decision, it would be months, possibly even years, before the needed money could be gathered. That would be part of the discussion he expected would continue for some months yet. As if they hadn’t talked and argued and discussed over and over the move already—no thanks to the letters his younger brother sent home from Amerika. Perhaps he should have burned them when he had the opportunity, but what with the zealots for emigration canvassing the entire country, what chance did he have of keeping his family together here in the hills of Valdres?
Finally, silence fell upon the room, an expectant silence broken only by the snapping of the fire in the round, ceramic stove in the corner. Its windows glowed a cherry red from the heat of the fire crackling within.
Gustaf stared up at the carved shelf that followed the walls around the entire room and held his family’s heirlooms of kettle and plate. He’d built that shelf with his own hands during the cold nights of a winter long past, just as he had built every piece of oak and birch furniture in the house: the tables and chairs, the spinning wheel that sang in the corner, the dry-well sink, the open-fronted cupboards in the kitchen. He had taken great pleasure in putting his own stamp of craftmanship on this house and making it truly their home.
“We are ready.” Johann, oldest by two years and heir of the Bjorklund farm, touched his father’s hand to get his attention. It wasn’t like Far to be off in his thoughts like this. Johann shot a questioning look to his younger brother Roald.
Roald barely dipped his head, but the message was clear. Let them begin.
Gustaf flashed his eldest a look that left no doubt he was back in charge. “It is good of you to come together this day.

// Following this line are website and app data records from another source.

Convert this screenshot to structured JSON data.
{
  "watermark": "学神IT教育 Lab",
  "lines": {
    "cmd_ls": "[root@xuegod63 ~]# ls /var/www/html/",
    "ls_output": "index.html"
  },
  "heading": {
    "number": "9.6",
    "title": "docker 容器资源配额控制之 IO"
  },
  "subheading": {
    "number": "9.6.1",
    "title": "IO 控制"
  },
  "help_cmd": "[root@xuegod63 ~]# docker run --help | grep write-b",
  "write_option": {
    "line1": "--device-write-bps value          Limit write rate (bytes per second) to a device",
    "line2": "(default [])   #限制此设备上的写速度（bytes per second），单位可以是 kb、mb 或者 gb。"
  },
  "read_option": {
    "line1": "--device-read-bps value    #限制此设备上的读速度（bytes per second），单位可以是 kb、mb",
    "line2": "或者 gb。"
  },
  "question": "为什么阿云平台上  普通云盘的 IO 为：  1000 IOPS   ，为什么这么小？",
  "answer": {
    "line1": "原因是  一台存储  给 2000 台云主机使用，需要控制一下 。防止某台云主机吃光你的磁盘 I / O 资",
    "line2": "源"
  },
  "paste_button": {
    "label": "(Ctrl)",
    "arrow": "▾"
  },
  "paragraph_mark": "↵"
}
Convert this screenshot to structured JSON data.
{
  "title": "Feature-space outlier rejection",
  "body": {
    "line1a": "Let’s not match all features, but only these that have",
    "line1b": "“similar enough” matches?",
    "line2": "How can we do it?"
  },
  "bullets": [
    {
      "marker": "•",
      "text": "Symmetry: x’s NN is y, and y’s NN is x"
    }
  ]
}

I know you have all been talking much about the possibility of moving to the Dakota Territory of the United States of Amerika.” With one finger he traced the outline of the newspaper article centered in front of him on the oilcloth table covering. Beside it lay their prized copy of an Amerika book, the cover faded and bruised by the many who’d pored over its pages. The pause lengthened. “You must all understand it is not my wish for any of you to go. Would that we could all stay here in this country we love, that there were land available and work that you might make a good living like we did in days long gone.”
Had he failed them? Was it his fault that wages paid today would
scarcely feed one man, let alone a family? In this year of 1877 everything had become so costly: the food they could not produce themselves, little though that was, new tools, a cow to replace the one they’d had to butcher when she was so old she would no longer breed. When he looked up he saw that everyone was sitting with their gazes fixed on his face. Where had he been?
Oh, my God, my God. Is it your will my fine strong sons will cross the sea, and I will never see their faces again this side of eternity?
He squared his broad shoulders and took in a deep breath of air redolent with the precious cinnamon Bridget had used in the römmegrot, a flour and cream pudding, she’d made as a special treat. “Let us get on with this.” His voice gained strength with every word. “Would that I could give each of you a portion of this farm, but that is not to be. Our ten acres will not support five families, as you well know.”
“And in Dakota Territory, land is free for the taking.” Roald’s deep baritone rang with conviction. “I will go first and make a way for the others.”
By his side, Roald’s wife, Anna, tried to keep her gaze on her hands, but disobediently, both her eyes and her lips smiled up at him. She hugged Thorliff, their twenty-month-old son, closer to her breast, breathing in the sleepy sweet scent of him. They would do this for their children. All of this for their children. By the time they sailed for Amerika, Roald would have two fine sons to train up as his helpers. She guarded that secret deep within her, pushing away the traitorous possibility that the new seed growing within her might be a girl. Roald needed sons.